    Three risks in the loan agreement

    Now that we have a common risk management framework, how do we determine the events or risks that may occur? High probability risks are usually more obvious because they tend to occur during normal operation of the platform. For example, interest rate changes, low mortgage rates lead to liquidation, slippage costs, and so on. The risk of serious consequences is where you need to spend more time thinking, because here you will fully understand the scope of risk return.

    There are three main types of risks when using various DeFi platforms. Depending on the platform, each risk can result in significant capital loss. So understanding these three risks is very important.

    Technical risk

    Smart contracts have the risk of not running as expected by the developer. It is very difficult to write code that has no errors at all, so there is always a certain degree of technical risk. Auditing smart contracts, extensive testing, formal verification, and “combat testing” can all reduce technical risk.

    A simple indicator is the holding time of its funds, which may be an aspect of a reasonable measure of technical risk, because even smart contracts that have undergone rigorous “combat testing” may have problems in the past.

    2. External risks

    The risk of external information affects the operation of smart contracts, thereby jeopardizing the interests of users. For example, a oracle may provide malicious data, a manager may change system parameters, or may choose a governance program. (Blue Fox Note: For example, changes in the mortgage rate may result in the asset being liquidated.)

    If there is no level of technical ability, this is usually more difficult to assess. However, in general, there are always articles that explain how much control a manager has and where external risk factors are.

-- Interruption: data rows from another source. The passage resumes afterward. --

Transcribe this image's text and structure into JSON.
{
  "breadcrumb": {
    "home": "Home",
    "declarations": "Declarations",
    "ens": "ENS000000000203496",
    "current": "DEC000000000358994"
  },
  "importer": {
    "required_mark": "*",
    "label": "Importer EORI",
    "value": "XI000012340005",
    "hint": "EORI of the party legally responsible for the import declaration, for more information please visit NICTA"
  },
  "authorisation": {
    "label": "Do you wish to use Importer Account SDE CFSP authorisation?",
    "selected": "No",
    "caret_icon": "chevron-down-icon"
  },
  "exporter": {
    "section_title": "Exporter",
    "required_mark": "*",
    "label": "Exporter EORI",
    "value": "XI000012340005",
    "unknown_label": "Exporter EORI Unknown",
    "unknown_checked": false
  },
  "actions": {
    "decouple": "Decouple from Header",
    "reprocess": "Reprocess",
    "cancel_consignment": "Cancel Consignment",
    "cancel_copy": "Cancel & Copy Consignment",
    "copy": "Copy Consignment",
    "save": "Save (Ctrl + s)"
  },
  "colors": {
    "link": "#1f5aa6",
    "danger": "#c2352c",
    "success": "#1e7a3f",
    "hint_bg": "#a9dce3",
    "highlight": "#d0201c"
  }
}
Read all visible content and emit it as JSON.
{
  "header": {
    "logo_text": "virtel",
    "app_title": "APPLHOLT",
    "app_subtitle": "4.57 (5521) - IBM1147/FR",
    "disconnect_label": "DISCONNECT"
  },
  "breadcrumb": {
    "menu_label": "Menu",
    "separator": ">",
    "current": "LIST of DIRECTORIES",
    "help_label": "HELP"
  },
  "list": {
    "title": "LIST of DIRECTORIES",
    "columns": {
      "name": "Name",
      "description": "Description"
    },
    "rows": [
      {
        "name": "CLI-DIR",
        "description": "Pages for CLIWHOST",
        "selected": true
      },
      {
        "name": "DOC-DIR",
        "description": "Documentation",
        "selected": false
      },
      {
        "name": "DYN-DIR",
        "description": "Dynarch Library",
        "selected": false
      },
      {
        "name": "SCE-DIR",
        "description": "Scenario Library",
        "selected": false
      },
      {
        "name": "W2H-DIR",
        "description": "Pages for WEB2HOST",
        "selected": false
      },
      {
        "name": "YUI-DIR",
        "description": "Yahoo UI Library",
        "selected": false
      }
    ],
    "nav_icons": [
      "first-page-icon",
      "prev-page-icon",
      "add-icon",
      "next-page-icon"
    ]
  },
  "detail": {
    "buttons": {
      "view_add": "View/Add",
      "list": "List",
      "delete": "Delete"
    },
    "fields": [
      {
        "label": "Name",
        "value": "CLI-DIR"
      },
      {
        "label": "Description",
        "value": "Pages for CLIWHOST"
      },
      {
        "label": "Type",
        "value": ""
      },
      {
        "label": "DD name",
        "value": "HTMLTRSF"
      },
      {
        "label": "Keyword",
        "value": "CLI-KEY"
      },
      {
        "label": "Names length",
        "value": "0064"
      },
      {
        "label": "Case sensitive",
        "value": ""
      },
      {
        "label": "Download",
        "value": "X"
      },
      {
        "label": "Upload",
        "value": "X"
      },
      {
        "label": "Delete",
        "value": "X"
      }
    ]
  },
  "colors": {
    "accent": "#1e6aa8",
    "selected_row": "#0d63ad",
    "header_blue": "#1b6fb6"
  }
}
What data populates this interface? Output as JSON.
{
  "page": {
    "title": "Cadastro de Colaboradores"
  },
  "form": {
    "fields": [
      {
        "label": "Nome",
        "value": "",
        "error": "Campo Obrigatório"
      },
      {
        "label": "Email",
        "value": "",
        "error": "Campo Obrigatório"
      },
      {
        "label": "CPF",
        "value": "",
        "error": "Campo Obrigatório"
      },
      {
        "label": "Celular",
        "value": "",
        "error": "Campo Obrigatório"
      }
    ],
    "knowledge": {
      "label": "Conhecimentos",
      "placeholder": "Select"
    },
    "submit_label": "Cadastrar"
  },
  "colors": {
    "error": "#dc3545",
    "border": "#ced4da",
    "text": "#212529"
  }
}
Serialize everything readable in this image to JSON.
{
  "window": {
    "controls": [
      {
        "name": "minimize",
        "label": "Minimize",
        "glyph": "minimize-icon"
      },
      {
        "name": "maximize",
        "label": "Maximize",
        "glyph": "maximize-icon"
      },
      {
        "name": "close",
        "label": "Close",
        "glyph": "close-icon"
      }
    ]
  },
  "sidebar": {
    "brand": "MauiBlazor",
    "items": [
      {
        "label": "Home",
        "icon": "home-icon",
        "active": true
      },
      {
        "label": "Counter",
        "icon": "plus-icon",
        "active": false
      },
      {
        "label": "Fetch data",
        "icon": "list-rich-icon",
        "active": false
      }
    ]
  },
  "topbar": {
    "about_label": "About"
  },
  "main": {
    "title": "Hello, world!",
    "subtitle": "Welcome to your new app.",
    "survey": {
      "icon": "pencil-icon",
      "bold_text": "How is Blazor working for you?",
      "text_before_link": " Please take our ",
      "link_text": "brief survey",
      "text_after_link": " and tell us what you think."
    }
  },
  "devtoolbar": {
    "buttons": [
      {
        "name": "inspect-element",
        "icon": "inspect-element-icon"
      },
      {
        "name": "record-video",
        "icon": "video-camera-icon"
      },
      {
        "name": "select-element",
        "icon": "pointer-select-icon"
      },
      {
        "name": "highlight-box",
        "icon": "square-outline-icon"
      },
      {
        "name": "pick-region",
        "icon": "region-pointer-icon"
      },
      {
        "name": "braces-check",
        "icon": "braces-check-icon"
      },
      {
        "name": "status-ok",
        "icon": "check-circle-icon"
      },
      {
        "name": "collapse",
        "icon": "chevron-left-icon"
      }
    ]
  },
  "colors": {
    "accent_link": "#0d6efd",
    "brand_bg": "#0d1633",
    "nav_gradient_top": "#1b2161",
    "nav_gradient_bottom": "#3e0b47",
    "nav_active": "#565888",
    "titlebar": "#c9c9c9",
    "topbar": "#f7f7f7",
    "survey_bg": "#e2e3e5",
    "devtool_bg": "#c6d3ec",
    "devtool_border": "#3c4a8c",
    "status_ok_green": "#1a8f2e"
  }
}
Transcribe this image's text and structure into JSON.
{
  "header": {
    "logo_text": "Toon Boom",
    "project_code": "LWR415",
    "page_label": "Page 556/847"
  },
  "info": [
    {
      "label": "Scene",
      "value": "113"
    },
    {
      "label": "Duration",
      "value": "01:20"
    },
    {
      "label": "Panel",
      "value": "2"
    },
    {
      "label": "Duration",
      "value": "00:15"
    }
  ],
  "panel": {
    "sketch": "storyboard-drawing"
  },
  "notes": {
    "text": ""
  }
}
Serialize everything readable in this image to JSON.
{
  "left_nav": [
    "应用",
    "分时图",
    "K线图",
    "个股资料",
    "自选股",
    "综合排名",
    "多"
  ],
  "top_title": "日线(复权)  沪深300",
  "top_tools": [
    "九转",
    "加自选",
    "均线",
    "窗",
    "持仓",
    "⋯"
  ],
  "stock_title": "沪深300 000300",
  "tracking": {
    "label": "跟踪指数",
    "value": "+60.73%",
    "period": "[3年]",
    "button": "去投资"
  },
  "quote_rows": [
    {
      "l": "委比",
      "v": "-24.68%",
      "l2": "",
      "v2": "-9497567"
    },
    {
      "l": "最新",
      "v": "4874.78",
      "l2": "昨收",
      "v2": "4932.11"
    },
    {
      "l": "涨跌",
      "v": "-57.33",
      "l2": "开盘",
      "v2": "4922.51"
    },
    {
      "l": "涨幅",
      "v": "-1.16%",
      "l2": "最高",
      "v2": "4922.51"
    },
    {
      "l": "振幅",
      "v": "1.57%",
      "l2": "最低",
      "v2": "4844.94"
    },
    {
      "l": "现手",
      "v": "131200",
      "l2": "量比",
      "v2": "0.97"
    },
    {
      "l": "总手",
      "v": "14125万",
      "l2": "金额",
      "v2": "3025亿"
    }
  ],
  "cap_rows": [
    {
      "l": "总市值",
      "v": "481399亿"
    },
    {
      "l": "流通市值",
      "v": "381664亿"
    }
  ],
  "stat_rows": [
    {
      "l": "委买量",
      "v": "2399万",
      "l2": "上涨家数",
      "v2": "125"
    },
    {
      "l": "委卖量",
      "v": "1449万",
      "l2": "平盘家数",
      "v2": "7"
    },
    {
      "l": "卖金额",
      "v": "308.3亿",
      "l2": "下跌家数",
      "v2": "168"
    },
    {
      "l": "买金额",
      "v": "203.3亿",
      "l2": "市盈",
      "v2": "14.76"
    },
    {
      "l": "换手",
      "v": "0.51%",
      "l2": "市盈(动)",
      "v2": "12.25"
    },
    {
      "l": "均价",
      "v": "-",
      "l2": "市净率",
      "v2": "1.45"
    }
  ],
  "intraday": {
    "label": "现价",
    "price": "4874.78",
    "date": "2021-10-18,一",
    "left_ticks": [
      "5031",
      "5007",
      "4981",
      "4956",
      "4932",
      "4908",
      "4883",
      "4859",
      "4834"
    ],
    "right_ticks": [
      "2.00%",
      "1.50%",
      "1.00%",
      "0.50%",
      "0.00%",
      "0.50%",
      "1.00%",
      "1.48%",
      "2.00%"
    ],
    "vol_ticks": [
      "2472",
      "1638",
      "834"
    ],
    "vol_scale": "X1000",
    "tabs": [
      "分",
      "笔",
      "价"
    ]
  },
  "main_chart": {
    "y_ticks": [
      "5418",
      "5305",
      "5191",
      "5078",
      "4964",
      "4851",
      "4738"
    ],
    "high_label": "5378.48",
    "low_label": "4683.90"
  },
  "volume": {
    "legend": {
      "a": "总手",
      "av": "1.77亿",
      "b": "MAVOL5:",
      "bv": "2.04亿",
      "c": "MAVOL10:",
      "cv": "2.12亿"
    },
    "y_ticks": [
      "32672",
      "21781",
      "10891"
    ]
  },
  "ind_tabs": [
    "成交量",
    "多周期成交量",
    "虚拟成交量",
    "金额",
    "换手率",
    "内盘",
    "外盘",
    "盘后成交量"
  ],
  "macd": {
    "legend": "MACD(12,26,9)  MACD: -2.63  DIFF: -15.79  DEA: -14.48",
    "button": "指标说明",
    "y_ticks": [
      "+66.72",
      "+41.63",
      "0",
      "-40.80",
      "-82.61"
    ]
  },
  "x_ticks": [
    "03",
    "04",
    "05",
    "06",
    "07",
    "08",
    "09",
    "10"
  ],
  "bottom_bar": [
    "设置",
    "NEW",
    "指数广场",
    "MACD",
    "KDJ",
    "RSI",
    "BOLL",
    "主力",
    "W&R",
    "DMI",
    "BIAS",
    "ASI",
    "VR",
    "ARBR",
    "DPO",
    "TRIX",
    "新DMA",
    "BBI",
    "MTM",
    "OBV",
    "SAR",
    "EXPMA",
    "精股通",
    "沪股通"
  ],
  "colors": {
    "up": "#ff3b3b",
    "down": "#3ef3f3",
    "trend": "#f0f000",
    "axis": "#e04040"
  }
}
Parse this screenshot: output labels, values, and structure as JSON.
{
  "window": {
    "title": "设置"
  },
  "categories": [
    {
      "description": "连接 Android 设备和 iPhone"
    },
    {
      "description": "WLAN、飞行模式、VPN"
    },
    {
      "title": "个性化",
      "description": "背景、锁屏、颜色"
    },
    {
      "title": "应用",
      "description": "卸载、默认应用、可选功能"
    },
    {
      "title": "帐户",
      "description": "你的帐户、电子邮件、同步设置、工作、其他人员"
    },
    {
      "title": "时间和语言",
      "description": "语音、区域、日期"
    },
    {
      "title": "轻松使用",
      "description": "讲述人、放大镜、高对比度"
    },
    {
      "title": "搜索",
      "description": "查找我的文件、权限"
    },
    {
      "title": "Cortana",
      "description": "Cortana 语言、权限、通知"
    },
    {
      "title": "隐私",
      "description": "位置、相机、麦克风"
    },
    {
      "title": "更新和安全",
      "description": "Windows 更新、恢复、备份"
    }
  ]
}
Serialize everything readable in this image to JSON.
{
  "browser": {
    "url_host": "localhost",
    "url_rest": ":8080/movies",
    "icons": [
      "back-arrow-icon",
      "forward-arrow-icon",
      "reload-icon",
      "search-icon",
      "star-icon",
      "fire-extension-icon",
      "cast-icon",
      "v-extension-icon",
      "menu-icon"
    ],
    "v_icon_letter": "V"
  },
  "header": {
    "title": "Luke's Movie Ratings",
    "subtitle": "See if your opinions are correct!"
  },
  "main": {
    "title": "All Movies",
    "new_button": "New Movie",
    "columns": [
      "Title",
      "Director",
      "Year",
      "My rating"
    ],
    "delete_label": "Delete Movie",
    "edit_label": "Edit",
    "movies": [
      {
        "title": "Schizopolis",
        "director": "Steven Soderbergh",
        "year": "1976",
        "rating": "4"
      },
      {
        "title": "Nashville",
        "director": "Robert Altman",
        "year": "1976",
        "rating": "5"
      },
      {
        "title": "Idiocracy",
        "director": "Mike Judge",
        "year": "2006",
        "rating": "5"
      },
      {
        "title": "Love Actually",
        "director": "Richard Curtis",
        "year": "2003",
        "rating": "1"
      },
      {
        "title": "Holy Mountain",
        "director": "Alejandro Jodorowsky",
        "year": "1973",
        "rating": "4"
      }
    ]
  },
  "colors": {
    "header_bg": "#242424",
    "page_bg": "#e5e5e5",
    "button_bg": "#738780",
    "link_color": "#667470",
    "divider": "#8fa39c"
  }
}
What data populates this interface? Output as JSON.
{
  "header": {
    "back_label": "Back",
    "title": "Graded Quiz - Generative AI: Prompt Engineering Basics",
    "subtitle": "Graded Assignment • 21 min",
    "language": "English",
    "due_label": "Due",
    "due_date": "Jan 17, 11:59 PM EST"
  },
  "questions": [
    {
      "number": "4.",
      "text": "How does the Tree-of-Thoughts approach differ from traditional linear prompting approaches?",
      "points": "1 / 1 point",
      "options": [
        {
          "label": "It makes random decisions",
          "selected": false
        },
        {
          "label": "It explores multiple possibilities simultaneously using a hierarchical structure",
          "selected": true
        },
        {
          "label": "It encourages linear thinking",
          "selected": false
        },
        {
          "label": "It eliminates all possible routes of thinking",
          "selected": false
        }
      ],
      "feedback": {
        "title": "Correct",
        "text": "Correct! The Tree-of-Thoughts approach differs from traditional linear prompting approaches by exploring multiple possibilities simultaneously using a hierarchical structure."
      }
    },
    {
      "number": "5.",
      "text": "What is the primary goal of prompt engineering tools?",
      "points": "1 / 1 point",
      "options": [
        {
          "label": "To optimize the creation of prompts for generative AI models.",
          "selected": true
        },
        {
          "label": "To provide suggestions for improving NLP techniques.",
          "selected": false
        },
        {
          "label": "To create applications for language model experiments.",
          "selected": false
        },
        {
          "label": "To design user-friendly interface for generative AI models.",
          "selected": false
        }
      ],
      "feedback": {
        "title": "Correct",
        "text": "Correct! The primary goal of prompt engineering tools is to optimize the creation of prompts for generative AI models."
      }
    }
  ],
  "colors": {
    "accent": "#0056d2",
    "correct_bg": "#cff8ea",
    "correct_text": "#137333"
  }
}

    Some platforms have begun to introduce time-locked governance controls, which allow users to extract their funds when any changes occur. There are also some platforms that do not have the risk of external factors, such as Uniswap. (Blue Fox Note: Because Uniswap does not rely on oracles, etc.)

    3. Risk of economic incentive failure

    Many smart contract systems, especially in the DeFi space, rely on economic incentives to encourage network participants to perform certain operations. These incentives may not be sufficient or sufficient to encourage the correct behavior of network participants, causing other users to be adversely affected.

    For example, the incentives in the MakerDAO smart contract may be too aggressive, and if the ETH price falls by a large and fast rate, the anchoring of the DAI and the dollar may be broken. (Blue Fox Note: MakerDAO currently has 150% over-collateralization and is beginning to move toward multi-asset mortgages)

    The first thing to do is to think about the worst and then decide if you are willing to take risks. For example, in the Compound agreement, the worst case of economic incentive failure is that it may result in funds being unable to be taken out for a period of time, rather than the risk of complete loss of funds. Depending on each person, this situation may be tolerable or unbearable.

    Once you understand the risks, you can evaluate the risks based on a matrix of more details before deciding how to deal with them. Whether it is to avoid, manage, ignore or insured.

    Interacting with DeFi Smart Contracts is a new behavior and a risk, but in many cases they can be fully understood and managed appropriately. If you first understand the various modes of failure, then over time, you will be in a better position to grow your cryptocurrency wealth.


    Risk Warning: All articles in Blue Fox Notes can not be used as investment suggestions or recommendations. Investment is risky. Investment should consider individual risk tolerance. It is recommended to conduct in-depth inspections of the project and carefully make your own investment decisions.